No matter the nature of your case, ranging from family law to criminal persecution, the State of California Superior Court’s Basic Declaration form is useful. A Basic Declaration is simply a written document in which the author describes a situation he or she believes to be true, but the statements are written without the author being sworn in by a court officer.
On the other hand, an Affidavit is a written statement attached to an oath or some affirmation that the statements in the affidavit are true, usually verified by a notary public. Even though you won’t write your declaration while being sworn under oath, all its contents are still under the penalty of perjury, and the court views both affidavits and declarations legally equivalent.
Luckily, the courts of California have published a handy guide to walk you step by step through the process of filling out your declaration. Here’s a good place to start.
“First, identify your issues. Your “declaration” is your story to the judge. You will probably not be given the time to say much to the judge when you go to court. You must therefore write everything you want to say to the judge here in your declaration. To begin, you first need to identify what are the issues that you want decided by the court, for example, new custody orders or a change in the parenting schedule or the lowering of child support.

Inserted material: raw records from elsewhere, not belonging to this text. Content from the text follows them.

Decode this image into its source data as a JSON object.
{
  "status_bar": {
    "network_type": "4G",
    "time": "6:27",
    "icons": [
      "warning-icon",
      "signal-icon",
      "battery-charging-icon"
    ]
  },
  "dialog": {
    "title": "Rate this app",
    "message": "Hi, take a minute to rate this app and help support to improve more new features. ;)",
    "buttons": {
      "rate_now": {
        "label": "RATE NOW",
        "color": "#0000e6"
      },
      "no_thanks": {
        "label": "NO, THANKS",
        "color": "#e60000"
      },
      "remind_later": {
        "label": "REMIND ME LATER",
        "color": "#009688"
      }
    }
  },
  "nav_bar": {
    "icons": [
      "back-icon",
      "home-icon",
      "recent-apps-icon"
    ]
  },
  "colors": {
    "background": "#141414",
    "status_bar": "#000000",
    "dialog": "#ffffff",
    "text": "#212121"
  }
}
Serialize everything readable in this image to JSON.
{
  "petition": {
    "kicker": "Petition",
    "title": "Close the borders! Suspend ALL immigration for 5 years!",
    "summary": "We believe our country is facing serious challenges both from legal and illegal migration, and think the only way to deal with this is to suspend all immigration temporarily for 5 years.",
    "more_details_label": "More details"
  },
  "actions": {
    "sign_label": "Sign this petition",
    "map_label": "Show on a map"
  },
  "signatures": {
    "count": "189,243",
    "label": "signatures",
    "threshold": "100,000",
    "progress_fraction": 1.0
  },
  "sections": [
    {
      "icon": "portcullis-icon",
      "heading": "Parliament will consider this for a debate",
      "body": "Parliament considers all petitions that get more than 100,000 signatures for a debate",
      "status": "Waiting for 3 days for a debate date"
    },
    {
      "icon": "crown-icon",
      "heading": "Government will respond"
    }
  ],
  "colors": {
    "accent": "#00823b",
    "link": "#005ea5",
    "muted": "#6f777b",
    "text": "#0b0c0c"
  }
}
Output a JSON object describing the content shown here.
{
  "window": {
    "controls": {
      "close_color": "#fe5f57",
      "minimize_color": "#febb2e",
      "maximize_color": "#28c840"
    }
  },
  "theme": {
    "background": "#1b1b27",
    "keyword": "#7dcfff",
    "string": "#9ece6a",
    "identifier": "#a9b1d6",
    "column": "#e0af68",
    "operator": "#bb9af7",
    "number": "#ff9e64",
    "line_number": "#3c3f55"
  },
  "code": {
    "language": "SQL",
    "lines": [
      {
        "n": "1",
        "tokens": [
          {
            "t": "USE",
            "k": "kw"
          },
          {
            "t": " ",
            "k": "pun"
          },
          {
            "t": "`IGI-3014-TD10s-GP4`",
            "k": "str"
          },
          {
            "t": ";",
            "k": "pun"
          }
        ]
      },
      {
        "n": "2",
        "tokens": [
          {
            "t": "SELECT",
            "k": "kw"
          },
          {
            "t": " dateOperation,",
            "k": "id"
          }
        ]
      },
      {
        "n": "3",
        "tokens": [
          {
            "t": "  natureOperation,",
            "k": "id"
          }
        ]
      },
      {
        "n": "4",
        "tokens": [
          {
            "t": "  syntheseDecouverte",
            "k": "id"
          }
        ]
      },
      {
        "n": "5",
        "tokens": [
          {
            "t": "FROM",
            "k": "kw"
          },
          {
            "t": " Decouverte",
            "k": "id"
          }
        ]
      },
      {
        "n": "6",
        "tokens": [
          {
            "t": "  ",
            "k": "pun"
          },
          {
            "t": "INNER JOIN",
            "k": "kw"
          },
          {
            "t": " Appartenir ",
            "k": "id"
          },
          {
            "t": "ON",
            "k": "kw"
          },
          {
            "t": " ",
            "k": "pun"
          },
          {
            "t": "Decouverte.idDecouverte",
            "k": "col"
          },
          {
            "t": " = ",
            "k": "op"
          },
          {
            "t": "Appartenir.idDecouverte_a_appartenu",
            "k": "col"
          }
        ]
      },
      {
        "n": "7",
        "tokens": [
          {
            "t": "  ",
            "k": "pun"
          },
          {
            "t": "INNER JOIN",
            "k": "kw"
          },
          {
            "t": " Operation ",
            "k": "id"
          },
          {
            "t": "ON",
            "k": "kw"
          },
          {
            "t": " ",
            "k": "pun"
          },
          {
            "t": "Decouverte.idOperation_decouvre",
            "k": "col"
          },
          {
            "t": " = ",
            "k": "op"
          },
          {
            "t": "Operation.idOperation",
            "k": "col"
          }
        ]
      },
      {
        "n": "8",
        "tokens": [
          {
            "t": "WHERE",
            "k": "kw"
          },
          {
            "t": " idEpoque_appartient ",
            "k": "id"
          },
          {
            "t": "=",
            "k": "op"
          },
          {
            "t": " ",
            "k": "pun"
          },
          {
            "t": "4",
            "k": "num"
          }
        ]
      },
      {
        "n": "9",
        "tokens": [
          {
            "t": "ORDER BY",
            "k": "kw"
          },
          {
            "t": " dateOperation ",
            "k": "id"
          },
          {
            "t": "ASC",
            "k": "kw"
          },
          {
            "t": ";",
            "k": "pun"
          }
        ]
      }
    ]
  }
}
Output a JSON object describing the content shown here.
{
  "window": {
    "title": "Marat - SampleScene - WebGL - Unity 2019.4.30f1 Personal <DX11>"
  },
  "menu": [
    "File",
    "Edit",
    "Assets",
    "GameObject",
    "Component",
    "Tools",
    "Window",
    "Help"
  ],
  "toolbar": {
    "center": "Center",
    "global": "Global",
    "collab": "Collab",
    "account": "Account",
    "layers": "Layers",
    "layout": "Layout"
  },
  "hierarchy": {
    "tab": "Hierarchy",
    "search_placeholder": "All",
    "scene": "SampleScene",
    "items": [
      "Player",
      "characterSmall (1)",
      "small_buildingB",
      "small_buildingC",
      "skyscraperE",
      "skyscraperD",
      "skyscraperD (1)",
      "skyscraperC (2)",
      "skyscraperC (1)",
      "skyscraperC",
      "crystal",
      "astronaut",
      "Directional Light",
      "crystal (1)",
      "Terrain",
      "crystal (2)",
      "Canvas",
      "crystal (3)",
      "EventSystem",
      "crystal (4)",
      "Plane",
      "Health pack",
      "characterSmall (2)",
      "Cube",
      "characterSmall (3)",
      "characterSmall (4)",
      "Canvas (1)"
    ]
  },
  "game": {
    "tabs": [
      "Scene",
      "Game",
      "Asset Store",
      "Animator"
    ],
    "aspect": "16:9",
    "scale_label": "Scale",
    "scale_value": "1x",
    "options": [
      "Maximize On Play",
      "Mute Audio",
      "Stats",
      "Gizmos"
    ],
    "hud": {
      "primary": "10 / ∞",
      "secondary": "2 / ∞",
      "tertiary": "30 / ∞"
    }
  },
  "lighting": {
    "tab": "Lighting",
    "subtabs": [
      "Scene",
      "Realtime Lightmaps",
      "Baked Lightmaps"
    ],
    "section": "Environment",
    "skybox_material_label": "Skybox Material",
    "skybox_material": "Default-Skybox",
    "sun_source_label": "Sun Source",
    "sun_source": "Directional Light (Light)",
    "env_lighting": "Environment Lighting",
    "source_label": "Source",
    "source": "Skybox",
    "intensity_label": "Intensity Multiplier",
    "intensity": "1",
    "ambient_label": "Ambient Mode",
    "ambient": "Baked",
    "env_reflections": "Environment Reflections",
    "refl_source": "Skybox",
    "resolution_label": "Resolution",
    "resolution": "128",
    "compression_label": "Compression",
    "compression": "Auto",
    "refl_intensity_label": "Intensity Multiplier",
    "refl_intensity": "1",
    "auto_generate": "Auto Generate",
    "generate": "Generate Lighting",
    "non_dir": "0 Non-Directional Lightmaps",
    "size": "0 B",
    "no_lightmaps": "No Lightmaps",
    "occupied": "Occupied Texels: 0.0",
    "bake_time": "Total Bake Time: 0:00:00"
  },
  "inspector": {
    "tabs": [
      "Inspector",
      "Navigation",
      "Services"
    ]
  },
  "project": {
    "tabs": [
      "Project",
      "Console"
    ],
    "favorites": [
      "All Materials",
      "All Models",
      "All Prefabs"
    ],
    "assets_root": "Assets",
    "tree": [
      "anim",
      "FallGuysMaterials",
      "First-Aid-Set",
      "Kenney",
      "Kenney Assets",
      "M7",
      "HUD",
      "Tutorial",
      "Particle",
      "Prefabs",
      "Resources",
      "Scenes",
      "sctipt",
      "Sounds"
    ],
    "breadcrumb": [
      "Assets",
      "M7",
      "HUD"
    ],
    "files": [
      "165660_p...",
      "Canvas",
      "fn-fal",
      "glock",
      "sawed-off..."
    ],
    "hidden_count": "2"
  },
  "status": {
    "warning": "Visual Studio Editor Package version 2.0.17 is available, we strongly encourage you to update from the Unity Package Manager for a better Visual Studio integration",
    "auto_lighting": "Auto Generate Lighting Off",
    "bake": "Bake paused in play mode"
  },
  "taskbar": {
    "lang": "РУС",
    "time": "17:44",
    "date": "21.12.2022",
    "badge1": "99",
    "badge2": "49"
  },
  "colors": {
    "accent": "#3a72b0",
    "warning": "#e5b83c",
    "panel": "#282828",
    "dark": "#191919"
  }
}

You will need to write something in your declaration on each issue area. You are supplying here the proof for what you are asking the judge to decide.”